Segment Start: TASK MATERIAL

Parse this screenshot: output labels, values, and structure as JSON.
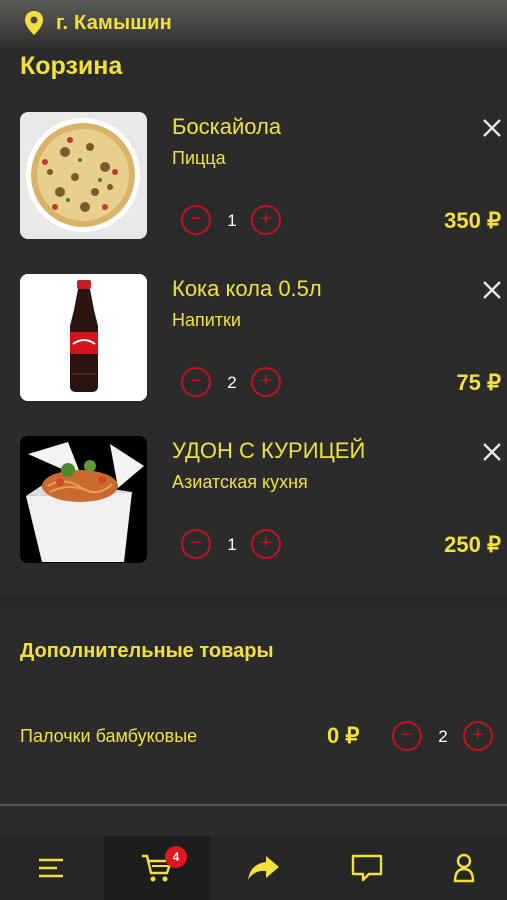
{
  "header": {
    "city": "г. Камышин"
  },
  "page": {
    "title": "Корзина"
  },
  "cart_items": [
    {
      "name": "Боскайола",
      "category": "Пицца",
      "qty": "1",
      "price": "350 ₽",
      "image": "pizza-image"
    },
    {
      "name": "Кока кола 0.5л",
      "category": "Напитки",
      "qty": "2",
      "price": "75 ₽",
      "image": "cola-bottle-image"
    },
    {
      "name": "УДОН С КУРИЦЕЙ",
      "category": "Азиатская кухня",
      "qty": "1",
      "price": "250 ₽",
      "image": "noodle-box-image"
    }
  ],
  "qty_controls": {
    "minus": "−",
    "plus": "+"
  },
  "extras": {
    "title": "Дополнительные товары",
    "items": [
      {
        "name": "Палочки бамбуковые",
        "price": "0 ₽",
        "qty": "2"
      }
    ]
  },
  "bottom_nav": {
    "items": [
      "menu-icon",
      "cart-icon",
      "share-arrow-icon",
      "chat-icon",
      "profile-icon"
    ],
    "cart_badge": "4"
  },
  "colors": {
    "accent": "#f2e13b",
    "danger": "#c1121f",
    "background": "#2b2b2b"
  }
}
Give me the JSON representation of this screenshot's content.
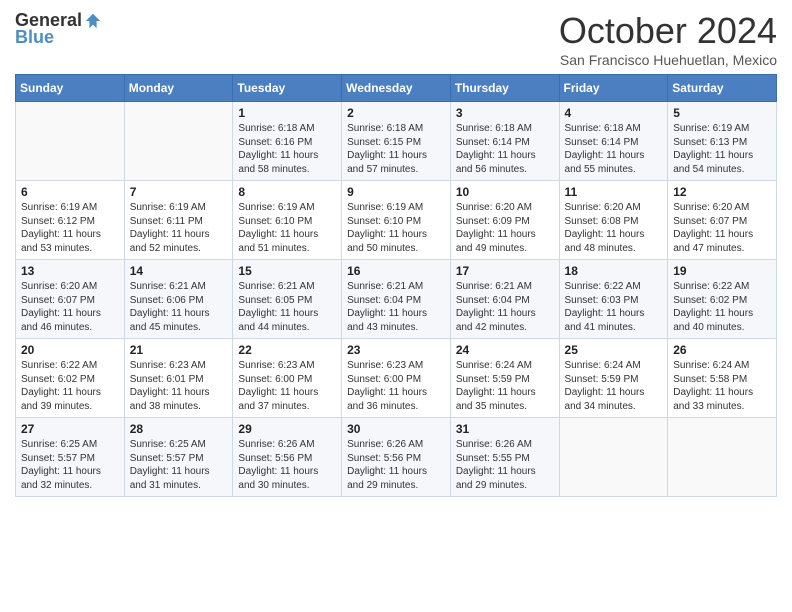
{
  "header": {
    "logo_general": "General",
    "logo_blue": "Blue",
    "month_title": "October 2024",
    "subtitle": "San Francisco Huehuetlan, Mexico"
  },
  "days_of_week": [
    "Sunday",
    "Monday",
    "Tuesday",
    "Wednesday",
    "Thursday",
    "Friday",
    "Saturday"
  ],
  "weeks": [
    [
      {
        "day": "",
        "info": ""
      },
      {
        "day": "",
        "info": ""
      },
      {
        "day": "1",
        "info": "Sunrise: 6:18 AM\nSunset: 6:16 PM\nDaylight: 11 hours and 58 minutes."
      },
      {
        "day": "2",
        "info": "Sunrise: 6:18 AM\nSunset: 6:15 PM\nDaylight: 11 hours and 57 minutes."
      },
      {
        "day": "3",
        "info": "Sunrise: 6:18 AM\nSunset: 6:14 PM\nDaylight: 11 hours and 56 minutes."
      },
      {
        "day": "4",
        "info": "Sunrise: 6:18 AM\nSunset: 6:14 PM\nDaylight: 11 hours and 55 minutes."
      },
      {
        "day": "5",
        "info": "Sunrise: 6:19 AM\nSunset: 6:13 PM\nDaylight: 11 hours and 54 minutes."
      }
    ],
    [
      {
        "day": "6",
        "info": "Sunrise: 6:19 AM\nSunset: 6:12 PM\nDaylight: 11 hours and 53 minutes."
      },
      {
        "day": "7",
        "info": "Sunrise: 6:19 AM\nSunset: 6:11 PM\nDaylight: 11 hours and 52 minutes."
      },
      {
        "day": "8",
        "info": "Sunrise: 6:19 AM\nSunset: 6:10 PM\nDaylight: 11 hours and 51 minutes."
      },
      {
        "day": "9",
        "info": "Sunrise: 6:19 AM\nSunset: 6:10 PM\nDaylight: 11 hours and 50 minutes."
      },
      {
        "day": "10",
        "info": "Sunrise: 6:20 AM\nSunset: 6:09 PM\nDaylight: 11 hours and 49 minutes."
      },
      {
        "day": "11",
        "info": "Sunrise: 6:20 AM\nSunset: 6:08 PM\nDaylight: 11 hours and 48 minutes."
      },
      {
        "day": "12",
        "info": "Sunrise: 6:20 AM\nSunset: 6:07 PM\nDaylight: 11 hours and 47 minutes."
      }
    ],
    [
      {
        "day": "13",
        "info": "Sunrise: 6:20 AM\nSunset: 6:07 PM\nDaylight: 11 hours and 46 minutes."
      },
      {
        "day": "14",
        "info": "Sunrise: 6:21 AM\nSunset: 6:06 PM\nDaylight: 11 hours and 45 minutes."
      },
      {
        "day": "15",
        "info": "Sunrise: 6:21 AM\nSunset: 6:05 PM\nDaylight: 11 hours and 44 minutes."
      },
      {
        "day": "16",
        "info": "Sunrise: 6:21 AM\nSunset: 6:04 PM\nDaylight: 11 hours and 43 minutes."
      },
      {
        "day": "17",
        "info": "Sunrise: 6:21 AM\nSunset: 6:04 PM\nDaylight: 11 hours and 42 minutes."
      },
      {
        "day": "18",
        "info": "Sunrise: 6:22 AM\nSunset: 6:03 PM\nDaylight: 11 hours and 41 minutes."
      },
      {
        "day": "19",
        "info": "Sunrise: 6:22 AM\nSunset: 6:02 PM\nDaylight: 11 hours and 40 minutes."
      }
    ],
    [
      {
        "day": "20",
        "info": "Sunrise: 6:22 AM\nSunset: 6:02 PM\nDaylight: 11 hours and 39 minutes."
      },
      {
        "day": "21",
        "info": "Sunrise: 6:23 AM\nSunset: 6:01 PM\nDaylight: 11 hours and 38 minutes."
      },
      {
        "day": "22",
        "info": "Sunrise: 6:23 AM\nSunset: 6:00 PM\nDaylight: 11 hours and 37 minutes."
      },
      {
        "day": "23",
        "info": "Sunrise: 6:23 AM\nSunset: 6:00 PM\nDaylight: 11 hours and 36 minutes."
      },
      {
        "day": "24",
        "info": "Sunrise: 6:24 AM\nSunset: 5:59 PM\nDaylight: 11 hours and 35 minutes."
      },
      {
        "day": "25",
        "info": "Sunrise: 6:24 AM\nSunset: 5:59 PM\nDaylight: 11 hours and 34 minutes."
      },
      {
        "day": "26",
        "info": "Sunrise: 6:24 AM\nSunset: 5:58 PM\nDaylight: 11 hours and 33 minutes."
      }
    ],
    [
      {
        "day": "27",
        "info": "Sunrise: 6:25 AM\nSunset: 5:57 PM\nDaylight: 11 hours and 32 minutes."
      },
      {
        "day": "28",
        "info": "Sunrise: 6:25 AM\nSunset: 5:57 PM\nDaylight: 11 hours and 31 minutes."
      },
      {
        "day": "29",
        "info": "Sunrise: 6:26 AM\nSunset: 5:56 PM\nDaylight: 11 hours and 30 minutes."
      },
      {
        "day": "30",
        "info": "Sunrise: 6:26 AM\nSunset: 5:56 PM\nDaylight: 11 hours and 29 minutes."
      },
      {
        "day": "31",
        "info": "Sunrise: 6:26 AM\nSunset: 5:55 PM\nDaylight: 11 hours and 29 minutes."
      },
      {
        "day": "",
        "info": ""
      },
      {
        "day": "",
        "info": ""
      }
    ]
  ]
}
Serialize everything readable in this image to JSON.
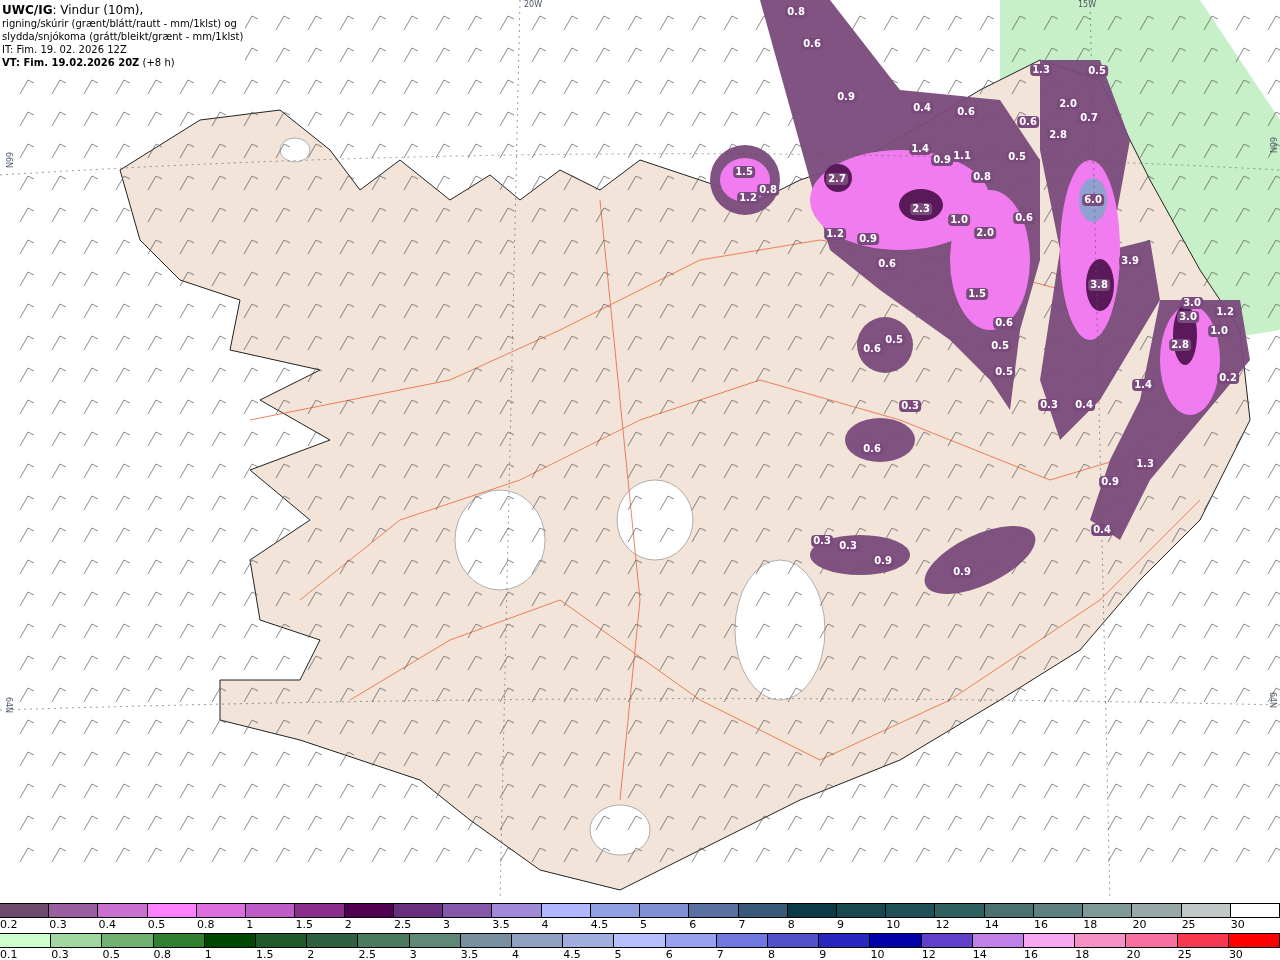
{
  "header": {
    "lines": [
      "**UWC/IG**: Vindur (10m),",
      "rigning/skúrir (grænt/blátt/rautt - mm/1klst) og",
      "slydda/snjókoma (grátt/bleikt/grænt - mm/1klst)",
      "IT: Fim. 19. 02. 2026 12Z",
      "**VT: Fim. 19.02.2026 20Z** (+8 h)"
    ]
  },
  "grid_labels": {
    "top": [
      "20W",
      "15W"
    ],
    "left": [
      "66N",
      "64N"
    ],
    "right": [
      "66N",
      "64N"
    ]
  },
  "map_values": [
    "0.8",
    "0.6",
    "0.9",
    "1.5",
    "0.8",
    "1.2",
    "2.7",
    "0.4",
    "0.6",
    "1.4",
    "0.9",
    "1.1",
    "0.8",
    "2.3",
    "1.0",
    "2.0",
    "0.6",
    "1.2",
    "0.9",
    "0.6",
    "1.5",
    "0.6",
    "0.5",
    "0.5",
    "0.6",
    "0.5",
    "0.5",
    "2.0",
    "0.7",
    "2.8",
    "0.6",
    "1.3",
    "0.5",
    "6.0",
    "3.9",
    "3.8",
    "3.0",
    "3.0",
    "1.2",
    "1.0",
    "2.8",
    "1.4",
    "0.2",
    "0.3",
    "0.3",
    "0.4",
    "0.6",
    "1.3",
    "0.9",
    "0.4",
    "0.3",
    "0.3",
    "0.9",
    "0.9"
  ],
  "legend_snow": [
    {
      "label": "0.2",
      "color": "#6d4a6e"
    },
    {
      "label": "0.3",
      "color": "#9a5fa0"
    },
    {
      "label": "0.4",
      "color": "#c86fd0"
    },
    {
      "label": "0.5",
      "color": "#ff80ff"
    },
    {
      "label": "0.8",
      "color": "#dd6ee0"
    },
    {
      "label": "1",
      "color": "#c05cc8"
    },
    {
      "label": "1.5",
      "color": "#8c2c8c"
    },
    {
      "label": "2",
      "color": "#500050"
    },
    {
      "label": "2.5",
      "color": "#6a2e7e"
    },
    {
      "label": "3",
      "color": "#8457a8"
    },
    {
      "label": "3.5",
      "color": "#a08ad8"
    },
    {
      "label": "4",
      "color": "#b0b8ff"
    },
    {
      "label": "4.5",
      "color": "#90a0e0"
    },
    {
      "label": "5",
      "color": "#8090d0"
    },
    {
      "label": "6",
      "color": "#5a70a0"
    },
    {
      "label": "7",
      "color": "#3a5878"
    },
    {
      "label": "8",
      "color": "#0a3a48"
    },
    {
      "label": "9",
      "color": "#184850"
    },
    {
      "label": "10",
      "color": "#1f5058"
    },
    {
      "label": "12",
      "color": "#2f6060"
    },
    {
      "label": "14",
      "color": "#4a7070"
    },
    {
      "label": "16",
      "color": "#5f8080"
    },
    {
      "label": "18",
      "color": "#7f9898"
    },
    {
      "label": "20",
      "color": "#98a8a8"
    },
    {
      "label": "25",
      "color": "#c0c8c8"
    },
    {
      "label": "30",
      "color": "#ffffff"
    }
  ],
  "legend_rain": [
    {
      "label": "0.1",
      "color": "#ccffcc"
    },
    {
      "label": "0.3",
      "color": "#a0d8a0"
    },
    {
      "label": "0.5",
      "color": "#70b070"
    },
    {
      "label": "0.8",
      "color": "#308030"
    },
    {
      "label": "1",
      "color": "#004800"
    },
    {
      "label": "1.5",
      "color": "#1f5a28"
    },
    {
      "label": "2",
      "color": "#2f6040"
    },
    {
      "label": "2.5",
      "color": "#4a7a60"
    },
    {
      "label": "3",
      "color": "#608878"
    },
    {
      "label": "3.5",
      "color": "#7890a0"
    },
    {
      "label": "4",
      "color": "#90a0c0"
    },
    {
      "label": "4.5",
      "color": "#a0aee0"
    },
    {
      "label": "5",
      "color": "#b8c0ff"
    },
    {
      "label": "6",
      "color": "#98a0f0"
    },
    {
      "label": "7",
      "color": "#7078e0"
    },
    {
      "label": "8",
      "color": "#5050c8"
    },
    {
      "label": "9",
      "color": "#2828c0"
    },
    {
      "label": "10",
      "color": "#0000a8"
    },
    {
      "label": "12",
      "color": "#6040c8"
    },
    {
      "label": "14",
      "color": "#c080e8"
    },
    {
      "label": "16",
      "color": "#f8a8f0"
    },
    {
      "label": "18",
      "color": "#f890c8"
    },
    {
      "label": "20",
      "color": "#f870a0"
    },
    {
      "label": "25",
      "color": "#f83850"
    },
    {
      "label": "30",
      "color": "#ff0000"
    }
  ]
}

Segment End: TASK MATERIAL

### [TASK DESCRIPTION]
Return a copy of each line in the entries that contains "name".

### [WORKED SOLUTION]
      "name": "Боскайола",
      "name": "Кока кола 0.5л",
      "name": "УДОН С КУРИЦЕЙ",
        "name": "Палочки бамбуковые",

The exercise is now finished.